Today we operate in a fast paced, ever changing work environment fuelled in many respects by advances in technology.
As a result, the lines between our work and personal lives are blurring and our approach to work has to constantly adapt to our changing lifestyles.
For those people who’ve taken time off to raise children, care for a family member, or who have taken an extended break for other reasons, a return to the workplace can be daunting.
This is where companies can help. By supporting prospective returners through their journey back to working life, and instilling in them the confidence and motivation to return, employers can tap a wealth of diverse, “lost” talent.
Support is key
Returning to work after a career break can be intimidating, with people often feeling unsure about where to look for job opportunities or how to manage the application process. But there are a number of ways that prospective employers can lend their support.
For example, career workshops can provide a forum for giving practical advice on how to search for jobs, update CVs, identify transferable skills and manage interview and assessment processes.

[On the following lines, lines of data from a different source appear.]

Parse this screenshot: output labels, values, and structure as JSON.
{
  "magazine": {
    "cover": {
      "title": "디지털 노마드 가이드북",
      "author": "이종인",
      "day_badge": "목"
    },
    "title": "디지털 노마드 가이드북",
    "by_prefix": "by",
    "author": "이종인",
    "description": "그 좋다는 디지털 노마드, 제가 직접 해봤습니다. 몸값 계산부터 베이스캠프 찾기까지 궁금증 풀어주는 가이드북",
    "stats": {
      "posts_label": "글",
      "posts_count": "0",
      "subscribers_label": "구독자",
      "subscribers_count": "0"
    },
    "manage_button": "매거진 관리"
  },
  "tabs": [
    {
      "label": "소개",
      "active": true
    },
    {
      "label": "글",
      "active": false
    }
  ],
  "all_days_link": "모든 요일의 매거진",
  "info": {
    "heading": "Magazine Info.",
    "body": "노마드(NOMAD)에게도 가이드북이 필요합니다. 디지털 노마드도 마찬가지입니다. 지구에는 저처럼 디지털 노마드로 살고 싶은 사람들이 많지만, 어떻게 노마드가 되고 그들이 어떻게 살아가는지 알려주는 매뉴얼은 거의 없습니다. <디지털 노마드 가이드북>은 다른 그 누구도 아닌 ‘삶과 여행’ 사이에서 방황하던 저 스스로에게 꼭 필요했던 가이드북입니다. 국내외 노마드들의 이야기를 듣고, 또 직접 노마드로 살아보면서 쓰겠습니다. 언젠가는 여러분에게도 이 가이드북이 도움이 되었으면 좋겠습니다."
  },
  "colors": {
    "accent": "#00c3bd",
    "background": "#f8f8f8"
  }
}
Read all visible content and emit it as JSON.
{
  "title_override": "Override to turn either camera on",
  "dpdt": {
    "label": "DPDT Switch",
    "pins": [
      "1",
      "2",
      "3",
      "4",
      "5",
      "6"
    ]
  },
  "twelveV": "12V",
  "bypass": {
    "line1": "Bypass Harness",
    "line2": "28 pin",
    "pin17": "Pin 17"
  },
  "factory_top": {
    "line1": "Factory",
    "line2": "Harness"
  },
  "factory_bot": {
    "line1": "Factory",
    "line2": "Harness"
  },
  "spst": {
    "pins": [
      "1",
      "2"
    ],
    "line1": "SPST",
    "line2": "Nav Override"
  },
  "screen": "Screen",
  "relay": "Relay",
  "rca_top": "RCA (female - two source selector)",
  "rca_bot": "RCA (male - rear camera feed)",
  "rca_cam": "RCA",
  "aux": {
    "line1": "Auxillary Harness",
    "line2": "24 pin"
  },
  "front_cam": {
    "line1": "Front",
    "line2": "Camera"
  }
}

Once in the work environment, companies can help establish a support system for returners, introducing them to people they can meet with regularly to discuss their professional and personal development as well as connecting them to employee networks.
If your workplace doesn’t have one already, creating an alumni network of past returners is another great way for people to share their experiences and recognise that they are not alone in their ambition to return to work.
Time out from the workplace can often result in a loss of “career identity” and the feeling that knowledge or technical skills are not up to scratch. This is often down to a lack of confidence on the part of the returner which can easily be restored through a robust and supportive returner programme.
Companies should be clear to the returner that they are joining a team or an organisation that values the fresh perspective and skills they bring. Build their confidence by exposing them to opportunities to demonstrate their existing skills and expertise, balancing this with support and encouragement to engage in workplace development opportunities to acquire new skills and knowledge. Both formal programmes and work-shadowing are effective ways of getting them quickly up to speed and adding further value.
Striking a balance
It’s important for the employer to be aware of a returner’s personal commitments too – for example looking after young children or an elderly relative – and to be open to discussions with the returner on how they will best manage their time and energy.
Employers should be understanding of existing commitments and work together with their employees to agree how work deliverables can be successfully achieved. Regular communication will help to ensure that arrangements are successful and will enable further adjustments as required.
Companies should try to encourage flexibility where possible – if a returner has family commitments, would it work for them to remote into the office once a week? How much of their role requires face-to-face interactions? How can you use technology to enable more flexible working?
Neeha Khurana is international head of talent at Bank of America Merrill Lynch.